_What is needed_
Are you able to retype all the records below exactly?

_Excerpted data_

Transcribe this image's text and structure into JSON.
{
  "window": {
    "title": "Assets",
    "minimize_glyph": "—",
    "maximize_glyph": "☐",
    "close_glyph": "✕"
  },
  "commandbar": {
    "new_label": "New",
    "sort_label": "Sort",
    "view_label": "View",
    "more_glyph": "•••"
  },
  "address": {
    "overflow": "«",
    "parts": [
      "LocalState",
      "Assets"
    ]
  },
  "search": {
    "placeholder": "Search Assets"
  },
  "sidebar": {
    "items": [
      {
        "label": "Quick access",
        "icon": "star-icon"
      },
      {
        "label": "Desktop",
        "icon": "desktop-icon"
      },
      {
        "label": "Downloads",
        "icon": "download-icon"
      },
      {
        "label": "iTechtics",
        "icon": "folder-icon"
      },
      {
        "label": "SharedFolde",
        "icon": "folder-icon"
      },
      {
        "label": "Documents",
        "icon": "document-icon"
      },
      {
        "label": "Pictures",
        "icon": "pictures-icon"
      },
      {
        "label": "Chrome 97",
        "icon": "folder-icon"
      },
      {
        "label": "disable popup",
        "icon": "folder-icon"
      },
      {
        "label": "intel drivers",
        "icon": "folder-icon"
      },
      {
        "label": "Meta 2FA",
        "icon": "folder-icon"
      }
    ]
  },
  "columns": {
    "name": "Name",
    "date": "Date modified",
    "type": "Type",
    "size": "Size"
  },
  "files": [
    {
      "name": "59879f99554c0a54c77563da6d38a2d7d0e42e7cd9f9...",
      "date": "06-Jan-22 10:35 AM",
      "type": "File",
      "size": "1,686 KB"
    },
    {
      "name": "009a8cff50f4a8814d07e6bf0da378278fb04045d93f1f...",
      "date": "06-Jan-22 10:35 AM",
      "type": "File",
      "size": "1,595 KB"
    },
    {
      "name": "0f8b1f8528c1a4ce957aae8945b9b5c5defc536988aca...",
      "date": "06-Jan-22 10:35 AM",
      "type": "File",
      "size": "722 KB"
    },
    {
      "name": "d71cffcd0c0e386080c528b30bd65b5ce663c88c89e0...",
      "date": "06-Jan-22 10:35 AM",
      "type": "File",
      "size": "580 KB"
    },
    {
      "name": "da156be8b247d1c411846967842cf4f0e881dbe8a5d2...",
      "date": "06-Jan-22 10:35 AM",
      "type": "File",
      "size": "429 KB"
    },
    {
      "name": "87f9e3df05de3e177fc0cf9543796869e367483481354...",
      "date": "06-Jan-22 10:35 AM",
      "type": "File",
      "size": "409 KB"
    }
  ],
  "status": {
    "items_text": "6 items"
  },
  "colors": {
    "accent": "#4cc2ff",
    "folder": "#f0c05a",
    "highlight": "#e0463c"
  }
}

_Expected answer_
Transcribe this image's text and structure into JSON.
{
  "window": {
    "title": "Assets",
    "minimize_glyph": "—",
    "maximize_glyph": "☐",
    "close_glyph": "✕"
  },
  "commandbar": {
    "new_label": "New",
    "sort_label": "Sort",
    "view_label": "View",
    "more_glyph": "•••"
  },
  "address": {
    "overflow": "«",
    "parts": [
      "LocalState",
      "Assets"
    ]
  },
  "search": {
    "placeholder": "Search Assets"
  },
  "sidebar": {
    "items": [
      {
        "label": "Quick access",
        "icon": "star-icon"
      },
      {
        "label": "Desktop",
        "icon": "desktop-icon"
      },
      {
        "label": "Downloads",
        "icon": "download-icon"
      },
      {
        "label": "iTechtics",
        "icon": "folder-icon"
      },
      {
        "label": "SharedFolde",
        "icon": "folder-icon"
      },
      {
        "label": "Documents",
        "icon": "document-icon"
      },
      {
        "label": "Pictures",
        "icon": "pictures-icon"
      },
      {
        "label": "Chrome 97",
        "icon": "folder-icon"
      },
      {
        "label": "disable popup",
        "icon": "folder-icon"
      },
      {
        "label": "intel drivers",
        "icon": "folder-icon"
      },
      {
        "label": "Meta 2FA",
        "icon": "folder-icon"
      }
    ]
  },
  "columns": {
    "name": "Name",
    "date": "Date modified",
    "type": "Type",
    "size": "Size"
  },
  "files": [
    {
      "name": "59879f99554c0a54c77563da6d38a2d7d0e42e7cd9f9...",
      "date": "06-Jan-22 10:35 AM",
      "type": "File",
      "size": "1,686 KB"
    },
    {
      "name": "009a8cff50f4a8814d07e6bf0da378278fb04045d93f1f...",
      "date": "06-Jan-22 10:35 AM",
      "type": "File",
      "size": "1,595 KB"
    },
    {
      "name": "0f8b1f8528c1a4ce957aae8945b9b5c5defc536988aca...",
      "date": "06-Jan-22 10:35 AM",
      "type": "File",
      "size": "722 KB"
    },
    {
      "name": "d71cffcd0c0e386080c528b30bd65b5ce663c88c89e0...",
      "date": "06-Jan-22 10:35 AM",
      "type": "File",
      "size": "580 KB"
    },
    {
      "name": "da156be8b247d1c411846967842cf4f0e881dbe8a5d2...",
      "date": "06-Jan-22 10:35 AM",
      "type": "File",
      "size": "429 KB"
    },
    {
      "name": "87f9e3df05de3e177fc0cf9543796869e367483481354...",
      "date": "06-Jan-22 10:35 AM",
      "type": "File",
      "size": "409 KB"
    }
  ],
  "status": {
    "items_text": "6 items"
  },
  "colors": {
    "accent": "#4cc2ff",
    "folder": "#f0c05a",
    "highlight": "#e0463c"
  }
}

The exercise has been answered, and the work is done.